* Firms with Mexico exposure hit, Spanish lenders decline
* Auto sector drops, sector index plumbs near 5-month closing low
* Utilities, real estate stocks en vogue; investors rush for cover (Recasts throughout, adds quote and graphic, updates to close)
By Aaron Saldanha
May 31 (Reuters) - European stocks tanked on Friday, with auto-makers hit especially hard, after U.S. President Donald Trump widened the scope of his trade wars by threatening to impose new tariffs on Mexican imports.
Investors exited riskier equity positions and moved to safer ground, sending European defensive stocks higher and yields on German bonds to record lows.
The pan-Europe STOXX 600 fell 0.8% on the day to close out May with a 5.7% slide, its worst monthly loss since January 2016.
“President Donald Trump is playing a Game of Thrones with both foreign and domestic adversaries,” Ed Yardeni, president and chief investment strategist at Yardeni Research, wrote in a note.

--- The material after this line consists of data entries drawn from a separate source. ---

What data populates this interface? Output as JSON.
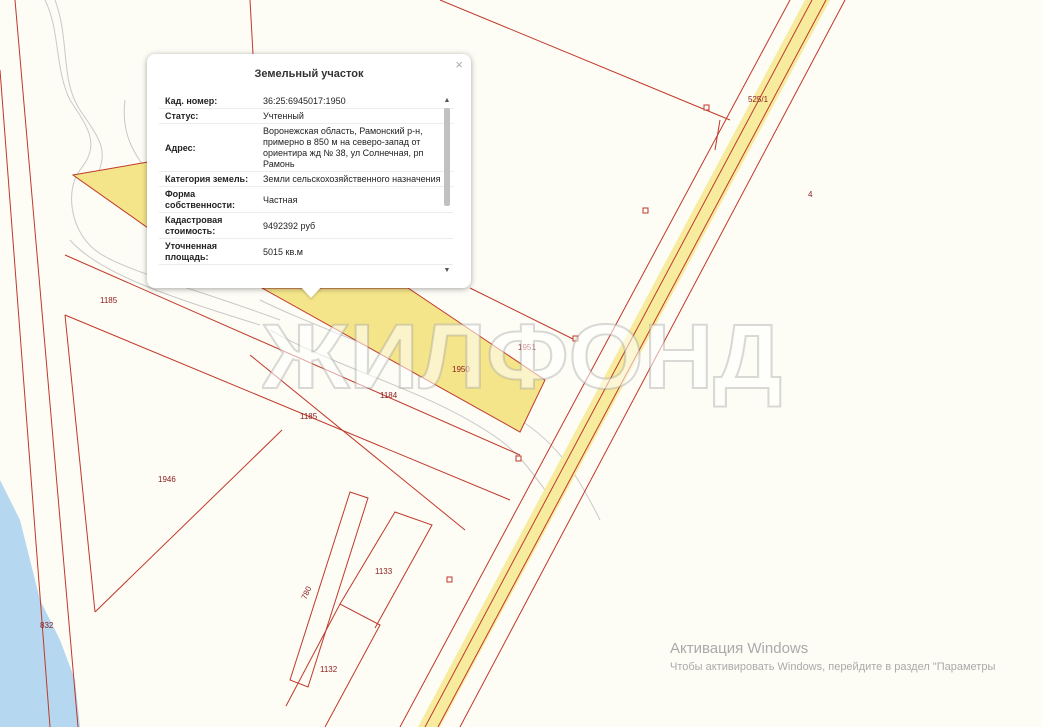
{
  "popup": {
    "title": "Земельный участок",
    "close_icon": "×",
    "rows": [
      {
        "key": "Кад. номер:",
        "value": "36:25:6945017:1950"
      },
      {
        "key": "Статус:",
        "value": "Учтенный"
      },
      {
        "key": "Адрес:",
        "value": "Воронежская область, Рамонский р-н, примерно в 850 м на северо-запад от ориентира жд № 38, ул Солнечная, рп Рамонь"
      },
      {
        "key": "Категория земель:",
        "value": "Земли сельскохозяйственного назначения"
      },
      {
        "key": "Форма собственности:",
        "value": "Частная"
      },
      {
        "key": "Кадастровая стоимость:",
        "value": "9492392 руб"
      },
      {
        "key": "Уточненная площадь:",
        "value": "5015 кв.м"
      }
    ]
  },
  "map": {
    "plot_labels": [
      "1185",
      "1185",
      "1184",
      "1950",
      "1951",
      "1946",
      "1133",
      "780",
      "1132",
      "832",
      "525/1",
      "4"
    ],
    "colors": {
      "background": "#fdfcf5",
      "boundary": "#c0392b",
      "road_fill": "#f7ec9e",
      "selected_parcel": "#f5e58a",
      "water": "#b5d7f0"
    }
  },
  "watermark": {
    "text": "ЖИЛФОНД"
  },
  "windows_activation": {
    "title": "Активация Windows",
    "subtitle": "Чтобы активировать Windows, перейдите в раздел \"Параметры"
  }
}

“Since he is the president of the world’s greatest economic and military power, he claimed that he will consummate lots of deals with them that will greatly benefit the U.S. in short order,” said Yardeni, adding that “the results have been mostly disappointing so far.”
Germany’s trade-sensitive DAX fell 1.5% to an about five-month closing low. French stocks slid 0.8%, matching their London peers.

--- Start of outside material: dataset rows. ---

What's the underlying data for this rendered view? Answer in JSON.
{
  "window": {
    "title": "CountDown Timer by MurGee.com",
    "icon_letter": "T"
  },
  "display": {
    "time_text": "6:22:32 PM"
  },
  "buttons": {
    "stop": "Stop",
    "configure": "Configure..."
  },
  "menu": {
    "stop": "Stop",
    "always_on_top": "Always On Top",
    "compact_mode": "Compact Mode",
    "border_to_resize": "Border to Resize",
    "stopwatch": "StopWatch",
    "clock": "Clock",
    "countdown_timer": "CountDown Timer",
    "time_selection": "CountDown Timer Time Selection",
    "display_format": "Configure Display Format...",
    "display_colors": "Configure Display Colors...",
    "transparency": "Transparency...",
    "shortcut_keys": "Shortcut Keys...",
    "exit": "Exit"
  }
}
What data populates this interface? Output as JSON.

Trump’s move hit European stocks exposed to Latin America’s second largest economy. Madrid-listed banks Santander, Sabadell and Bilbao, all of whom have a sizable presence in Mexico, slid between 2.4% and 4.1%.
Carmakers and their suppliers shed 2%, while Fiat Chrysler and Volkswagen - which import cars to the U.S. from Mexican plants - shed 4.8% and 2.6% respectively.
During May, tariff-exposed auto-stocks have greatly underperformed the STOXX 600, which itself has lagged the S&P 500.
Milan-listed stocks fell 0.7%, with local banks matching that decline. The country’s lenders were hit by the Bank of Italy warning that public debt could rise more than forecast this year.
Frankfurt-listed Wirecard tumbled 8.7% after a Handelsblatt report on an investigation by authorities into fraudulent transactions in the sector.
Utilities edged 0.2% higher, while real estate stocks - a refuge for investors at times of tariff turmoil - rose 0.6%.
Athens-traded stocks provided a rare spot of optimism on the day, rising 1.5% to a near 13-month peak. The index posted a 7.4% gain for May, aided by news of snap elections being called.
Reporting by Aaron Saldanha in Bengaluru; Graphic by Susan Mathew and Aaron Saldanha; Editing by Andrew Heavens